Pijls, NH, Fearon, WF, Tonino, PA. “Fractional flow reserve versus angiography for guiding percutaneous coronary intervention in patients with multivessel coronary artery disease: 2-year follow-up of the FAME (Fractional Flow Reserve Versus Angiography for Multivessel Evaluation) study”. J Am Coll Cardiol. vol. 56. 2010. pp. 177-84. (In another landmark publication, the FAME study, routine measurement of FFR in patients with multivessel coronary artery disease significantly reduces the rate of the outcome events and in-hospital cost.)

Puymirat, E, Peace, A, Mangiacapra, F. “Long-term clinical outcome after fractional flow reserve-guided percutaneous coronary revascularization in patients with small-vessel disease”. Circ Cardiovasc Interv. vol. 5. 2012. pp. 62-8.

Hamilos, M, Muller, O, Cuisset, T. “Long-term clinical outcome after fractional flow reserve-guided treatment in patients with angiographically equivocal left main coronary artery stenosis”. Circulation. vol. 120. 2009. pp. 1505-12.

Muller, O, Mangiacapra, F, Ntalianis, A. “Long-term follow-up after fractional flow reserve-guided treatment strategy in patients with an isolated proximal left anterior descending coronary artery stenosis”. JACC: Cardiovascular Interventions. vol. 4. 2011. pp. 1175-82.

Samady, H, McDaniel, M, Veledar, E. “Baseline fractional flow reserve and stent diameter predict optimal post-stent fractional flow reserve and major adverse cardiac events after bare-metal stent deployment”. JACC. Cardiovascular interventions. vol. 2. 2009. pp. 357-63.

Sels, JW, Tonino, PA, Siebert, U. “Fractional flow reserve in unstable angina and non-ST segment elevation myocardial infarction experience from the FAME (Fractional Flow Reserve Versus Angiography for Multivessel Evaluation) study”. JACC: Cardiovascular Interventions. vol. 4. 2011. pp. 1183-9.

Koo, BK, Part, KW, Kang, HJ. “Physiological evaluation of the provisional side-branch intervention strategy for bifurcation lesions using fractional flow reserve”. Eur Heart J. vol. 29. 2008. pp. 726-32.

Aqel, R, Zoghbi, GJ, Hage, F. “Hemodynamic evaluation of coronary artery bypass graft lesions using fractional flow reserve”. Catheter Cardiovasc Interv. vol. 72. 2008. pp. 479-85. (In these papers, the validation of FFR has been demonstrated in various clinical and anatomic subsets.)

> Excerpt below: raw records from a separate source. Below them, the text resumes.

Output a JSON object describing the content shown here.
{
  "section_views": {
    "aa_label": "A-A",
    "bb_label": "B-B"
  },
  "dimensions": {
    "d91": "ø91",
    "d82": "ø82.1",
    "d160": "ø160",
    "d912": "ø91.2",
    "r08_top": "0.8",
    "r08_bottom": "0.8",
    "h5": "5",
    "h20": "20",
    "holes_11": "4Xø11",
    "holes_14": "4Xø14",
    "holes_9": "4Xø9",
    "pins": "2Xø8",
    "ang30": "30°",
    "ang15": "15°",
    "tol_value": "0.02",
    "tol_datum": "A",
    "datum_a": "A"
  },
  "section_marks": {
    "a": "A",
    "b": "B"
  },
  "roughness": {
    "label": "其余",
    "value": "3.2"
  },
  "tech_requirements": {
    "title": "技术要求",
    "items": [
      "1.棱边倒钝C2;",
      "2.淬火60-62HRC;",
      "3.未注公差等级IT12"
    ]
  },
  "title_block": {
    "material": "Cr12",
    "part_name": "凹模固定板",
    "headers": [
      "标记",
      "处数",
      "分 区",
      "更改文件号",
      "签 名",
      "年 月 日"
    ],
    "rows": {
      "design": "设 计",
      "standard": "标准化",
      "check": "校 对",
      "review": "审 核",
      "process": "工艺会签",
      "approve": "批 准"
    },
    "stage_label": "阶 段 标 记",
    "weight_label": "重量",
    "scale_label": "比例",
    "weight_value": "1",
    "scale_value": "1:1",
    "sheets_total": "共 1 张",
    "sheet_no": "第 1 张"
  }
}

Pijls, NH, Sels, JW. “Functional measurement of coronary stenosis”. J Am Coll Cardiol. vol. 59. 2012. pp. 1045-57. (In this state-of-the-art paper, the basic concept of FFR and its application, characteristics, and use in several subsets of patients are discussed from a practical point of view.)

Levine, GN, Bates, ER, Blankenship, JC. “ACCF/AHA/SCAI guideline for percutaneous coronary intervention a report of the American College of Cardiology Foundation/American Heart Association task force on practice guidelines and the Society for Cardiovascular Angiography and Interventions”. J Am Coll Cardiol. vol. 58. 2011. pp. e44-e122.

Wijns, W, Kolh, P, Danchin, N. “Guideline on myocardial revascularization”. Eur Heart J. vol. 31. 2010. pp. 2501-55. (Recommendation of FFR measurement in the US and Europe guidelines.)